Thumbnail is a term used by graphic designers and photographers for a small image representation of a larger image, usually intended to make it easier and faster to look at or manage a group of larger images. For example, software that lets you manage a number of images often provides a miniaturized version of each image so that you don’t have to remember the file name of each image. A thumbnail is also used to mean a small and approximate version of an image or a brochure layout as a preliminary design step. Adobe’s Acrobat viewer lets you show a sequence of thumbnails of viewable pages as a way to navigate among the pages in a document. Adobe’s Photoshop lets you view a thumbnail version of certain kinds of images.
There are a lot of tutorials on the web about making thumbnails in ASP.NET. I’ve used some my self over the years. They all show how easy it is, but they all lack some fundamental functionality:
- Create good thumbnails from gif images
- Calculate the height based on the width
- Be able to use more formats than jpg and gif

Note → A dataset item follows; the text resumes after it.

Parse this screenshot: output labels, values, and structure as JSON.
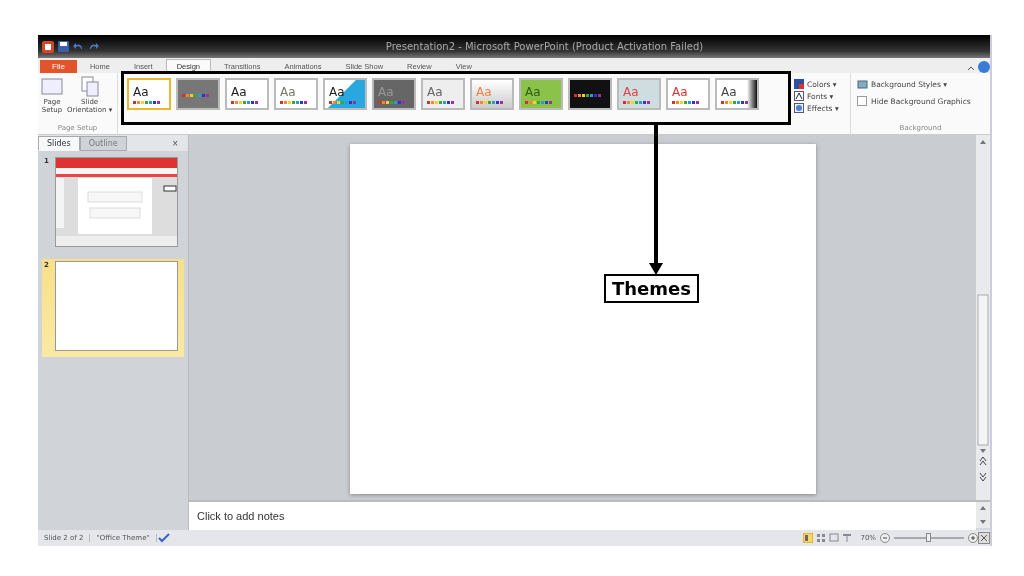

Thumbnails from gif images always turns out ugly and kind of dirty looking. If the original gif image has transparency, it turns black when it gets reformatted to a smaller gif or jpeg. That’s why I use the PNG format for gif images. The PNG format is well supported by all browsers and clients except for the older ones.
If you have an image gallery of thumbnails, you probably want all thumbnails to have the same width. The height can vary but the width is fixed. So, I added a method that calculates the height based on the width.
A JPG and TIFF is almost always better to keep as a JPG in a thumbnail, so I have added a method that keeps it that way. All other image types are thumbnailed to PNG images.
Here is the entire code used to make it work.
<%@ Import namespace=”System” %>
<%@ Import namespace=”System.IO” %>
<%@ Import namespace=”System.Drawing” %>
<%@ Import namespace=”System.Drawing.Imaging” %>
<script runat=”server” language=”C#”>
private void Page_Load(object sender, System.EventArgs e)
string filename = Request.QueryString[“file”];
int width = int.Parse(Request.QueryString[“width”]);
private void GenerateThumbnail(string filename, int width)
using (System.Drawing.Image orig = System.Drawing.Image.FromFile(filename))
this.GenerateThumbnail(orig, new Size(width, CalculateHeight(orig, width)), GetFormat(filename));
private void GenerateThumbnail(System.Drawing.Image orig, Size size, ImageFormat format)
using (MemoryStream stream = new MemoryStream())
System.Drawing.Image.GetThumbnailImageAbort callback = new System.Drawing.Image.GetThumbnailImageAbort(ThumbnailCallback);
System.Drawing.Image img = orig.GetThumbnailImage(size.Width, size.Height, callback, IntPtr.Zero);
Response.ContentType = “image/” + format.ToString();
private static ImageFormat GetFormat(string filename)
if (filename.EndsWith(“jpg”) || filename.EndsWith(“jpeg”) || filename.EndsWith(“tiff”))
private static int CalculateHeight(System.Drawing.Image img, double desiredWidth)
double power = img.Width / desiredWidth;
return (int)(img.Height / power);
private bool ThumbnailCallback()
Notice the use of the MemoryStream class. This is a very important step in creating the PNG file or any other format other than JPG and GIF. This is because the ASP.NET response stream isn’t searchable, but a MemoryStream is, and that what’s the other formats need. This is the same for ASP.NET 1.x as well as ASP.NET 2.0. Enjoy.